There always victims, targets or agendas to hate because no sane person hates reflexively. Look to the victims, not at the hate. Reach through the hate. Treat hate like fog and it becomes insubstantial. Treat victims as friends and their fear and darkness is mitigated. Reach and hold on to the things that we share instead of fixating on the things between us. Hate is something small which looms large, we can make it smaller. If it wasn't for Donald Trump, would we be wiser today about such things?

It is critical to embrace our shared qualities and use what share as the to talking about our differences. Once we start thinking this way, we may find we like it.

Thursday, December 1, 2016

Today We Won a Battle Against Hate

DECEMBER 1, 2016

By Shaun Kozolchyk
Development Director, ADL San Francisco Regional Office
There are days when working for the ADL—coming face-to-face with so much hate and vitriolone wonders, how do I get through today?
Then there are other days when good things happen.
A few days ago. ADL was able to strike a blow against hate in a measurable, concrete permanent and HOPEFUL way.  We do that every day, behind the scenes, but on this day we did it in full view, and got amazing results.
But let me back up: A few weeks ago, I saw the most jarring Facebook post by a woman whose beautiful four-year-old daughter had been violated publically and horrifically.
You see: A lovely picture of her daughter with Hillary Clinton had been turned into a hateful meme spread by bigots.
I believed ADL could help.  And we did. Now it’s gone viral — and the focus of an inspiring news story in The Washington Post.
The following is Jennifer Jones’s story, in her own words:
I took my daughter to meet Hillary Clinton.  We were blessed to have an opportunity to get a photo of her with Hillary.  The adorable photo went viral and received a lot of positive attention from major media outlets. 

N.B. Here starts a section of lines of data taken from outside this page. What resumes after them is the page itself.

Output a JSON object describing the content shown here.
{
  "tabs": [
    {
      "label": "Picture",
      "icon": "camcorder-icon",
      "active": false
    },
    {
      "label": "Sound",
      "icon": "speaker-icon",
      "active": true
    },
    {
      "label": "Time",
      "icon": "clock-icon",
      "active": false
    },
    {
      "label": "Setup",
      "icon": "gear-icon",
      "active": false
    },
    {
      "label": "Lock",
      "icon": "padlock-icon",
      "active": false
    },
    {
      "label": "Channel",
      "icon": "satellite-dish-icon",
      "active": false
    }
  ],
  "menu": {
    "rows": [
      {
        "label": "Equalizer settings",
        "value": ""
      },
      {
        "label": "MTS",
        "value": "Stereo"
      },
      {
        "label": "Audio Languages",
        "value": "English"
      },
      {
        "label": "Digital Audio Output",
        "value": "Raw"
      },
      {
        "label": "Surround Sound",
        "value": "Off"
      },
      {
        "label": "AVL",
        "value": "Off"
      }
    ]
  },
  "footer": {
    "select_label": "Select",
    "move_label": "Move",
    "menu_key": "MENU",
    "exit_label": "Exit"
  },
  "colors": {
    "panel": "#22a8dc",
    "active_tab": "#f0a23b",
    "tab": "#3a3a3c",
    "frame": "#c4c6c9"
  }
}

And then, what happened next was a shock: what became a new treasured family heirloom was turned in to a hateful image by the “Men for Trump” Facebook page.  I found out through a friend of a friend who’d actually posted the meme on her page.  My friend was outraged, asked her friend to remove it and notified me. 

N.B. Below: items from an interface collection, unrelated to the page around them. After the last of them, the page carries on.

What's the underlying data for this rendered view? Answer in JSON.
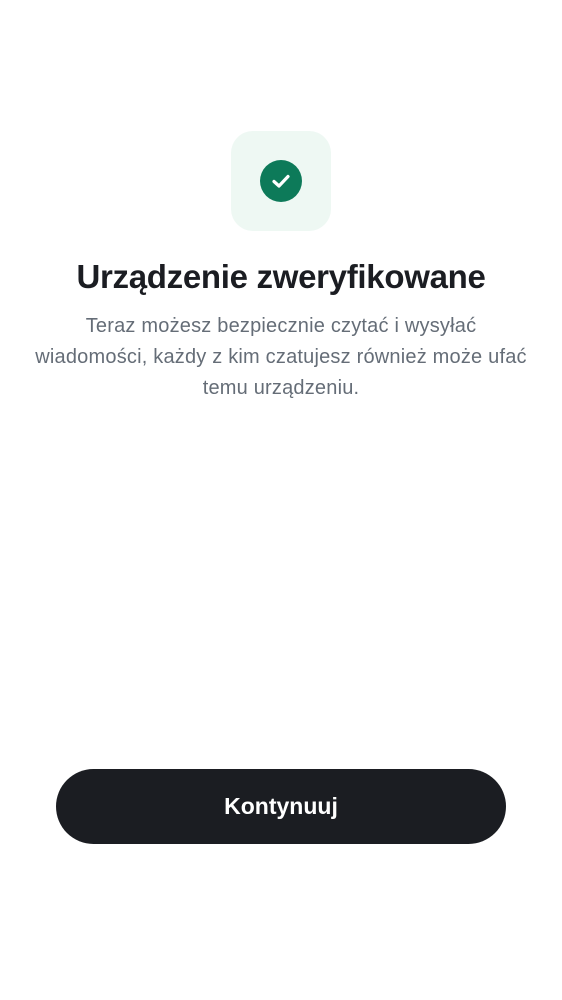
{
  "verification": {
    "icon": "checkmark-circle-icon",
    "title": "Urządzenie zweryfikowane",
    "description": "Teraz możesz bezpiecznie czytać i wysyłać wiadomości, każdy z kim czatujesz również może ufać temu urządzeniu.",
    "continue_label": "Kontynuuj"
  },
  "colors": {
    "accent": "#0d7a59",
    "tile_background": "#eef8f3",
    "button_background": "#1b1d22",
    "title_text": "#1b1d22",
    "body_text": "#656d77"
  }
}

I immediately wrote to the administrator of the page and told him I did not give permission for her image to be used—she’s 4 years old—and to take it down. He would not.  I then asked my friends and family to write to him and request the same. Eventually he agreed and took it down after the pressure of multiple emails.  I thought it was over. 

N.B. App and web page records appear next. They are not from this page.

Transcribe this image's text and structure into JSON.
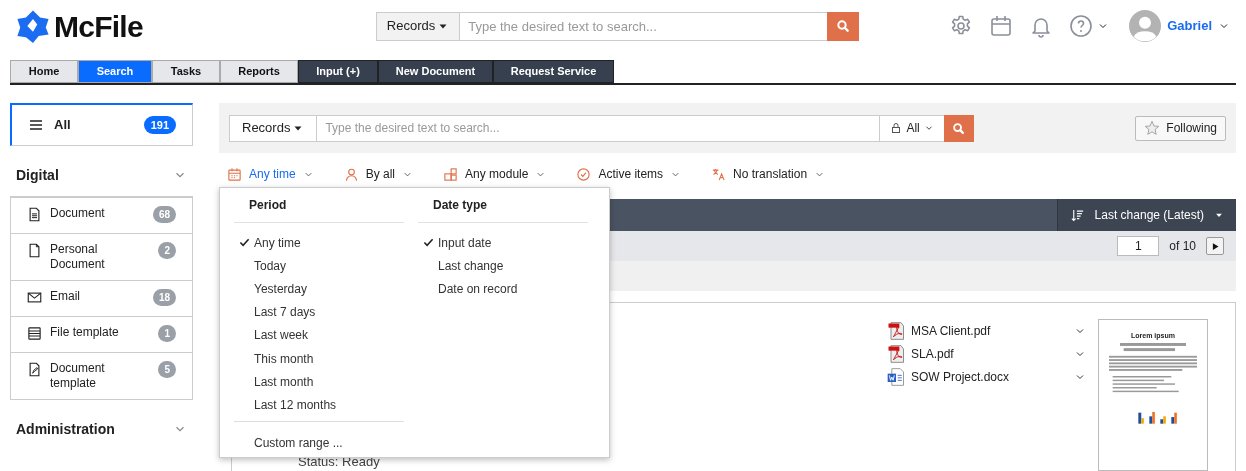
{
  "logo": {
    "text": "McFile"
  },
  "header_search": {
    "scope": "Records",
    "placeholder": "Type the desired text to search..."
  },
  "user": {
    "name": "Gabriel"
  },
  "nav_tabs": [
    {
      "label": "Home",
      "kind": "light",
      "selected": false
    },
    {
      "label": "Search",
      "kind": "light",
      "selected": true
    },
    {
      "label": "Tasks",
      "kind": "light",
      "selected": false
    },
    {
      "label": "Reports",
      "kind": "light",
      "selected": false
    },
    {
      "label": "Input (+)",
      "kind": "dark",
      "selected": false
    },
    {
      "label": "New Document",
      "kind": "dark",
      "selected": false
    },
    {
      "label": "Request Service",
      "kind": "dark",
      "selected": false
    }
  ],
  "sidebar": {
    "all": {
      "label": "All",
      "count": "191",
      "selected": true
    },
    "sections": [
      {
        "title": "Digital",
        "items": [
          {
            "label": "Document",
            "count": "68",
            "kind": "document"
          },
          {
            "label": "Personal Document",
            "count": "2",
            "kind": "page"
          },
          {
            "label": "Email",
            "count": "18",
            "kind": "email"
          },
          {
            "label": "File template",
            "count": "1",
            "kind": "list"
          },
          {
            "label": "Document template",
            "count": "5",
            "kind": "template"
          }
        ]
      },
      {
        "title": "Administration"
      }
    ]
  },
  "search": {
    "scope": "Records",
    "placeholder": "Type the desired text to search...",
    "filter": "All",
    "following": "Following"
  },
  "filters": [
    {
      "label": "Any time",
      "kind": "calendar",
      "active": true
    },
    {
      "label": "By all",
      "kind": "person",
      "active": false
    },
    {
      "label": "Any module",
      "kind": "modules",
      "active": false
    },
    {
      "label": "Active items",
      "kind": "check",
      "active": false
    },
    {
      "label": "No translation",
      "kind": "translate",
      "active": false
    }
  ],
  "sort": {
    "label": "Last change (Latest)"
  },
  "pager": {
    "page": "1",
    "total": "of 10"
  },
  "result": {
    "status": "Status: Ready",
    "attachments": [
      {
        "name": "MSA Client.pdf",
        "kind": "pdf"
      },
      {
        "name": "SLA.pdf",
        "kind": "pdf"
      },
      {
        "name": "SOW Project.docx",
        "kind": "word"
      }
    ],
    "thumbnail": {
      "title": "Lorem ipsum"
    }
  },
  "dropdown": {
    "columns": [
      {
        "title": "Period",
        "items": [
          {
            "label": "Any time",
            "selected": true
          },
          {
            "label": "Today",
            "selected": false
          },
          {
            "label": "Yesterday",
            "selected": false
          },
          {
            "label": "Last 7 days",
            "selected": false
          },
          {
            "label": "Last week",
            "selected": false
          },
          {
            "label": "This month",
            "selected": false
          },
          {
            "label": "Last month",
            "selected": false
          },
          {
            "label": "Last 12 months",
            "selected": false
          }
        ],
        "footer": "Custom range ..."
      },
      {
        "title": "Date type",
        "items": [
          {
            "label": "Input date",
            "selected": true
          },
          {
            "label": "Last change",
            "selected": false
          },
          {
            "label": "Date on record",
            "selected": false
          }
        ]
      }
    ]
  }
}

Then a woman I know Googled my daughter’s name and found that in fact, the meme/s had been shared on every major social media site tens of thousands of times.  When I learned that, I was devastated. I felt like I failed my child.  I sat in my car and sobbed.  I’m a mom. I fix things and I didn’t know how to fix this. I felt helpless. 

And then, my mama bear took over. This was a direct hit on my child and I knew what to do. I reached out to my Facebook community and asked for help.  I received messages from hundreds of strangers offering help and resources—many people suggested I get a lawyer, but I don’t have the financial resources to do that. 

One message among the hundreds stuck out: the one from Shaun at the Anti-Defamation League.  She told me she thought she could help and introduced me to her colleague, Jonathan Vick, ADL’s Assistant Director for Cyberhate Response.  After I spoke with Jonathan, I connected him with Hillary Clinton’s official photographer and the next thing I know, the meme is gone! 

When the ADL followed up to let me know, I felt total relief.  I feel ready to celebrate! I knew of the ADL before, but I didn’t know they do this! I’m in love with the ADL and am willing to do whatever they need to help others in my position!
I am grateful I work for an organization that stands up for all of us. Every day.  An organization that has experts working on so many fronts—in this case, copyright law, that we can be fast on our feet.
Jonathan knew that in the case of a copyrighted image, the copyright holder (Hillary Clinton’s campaign) can file a copyright takedown notice VIA counsel and have a hateful image removed.  We facilitated that process, and we won.

Thank you, Jennifer—for inspiring all of us to fight—and to the ADL for equipping us for the fight!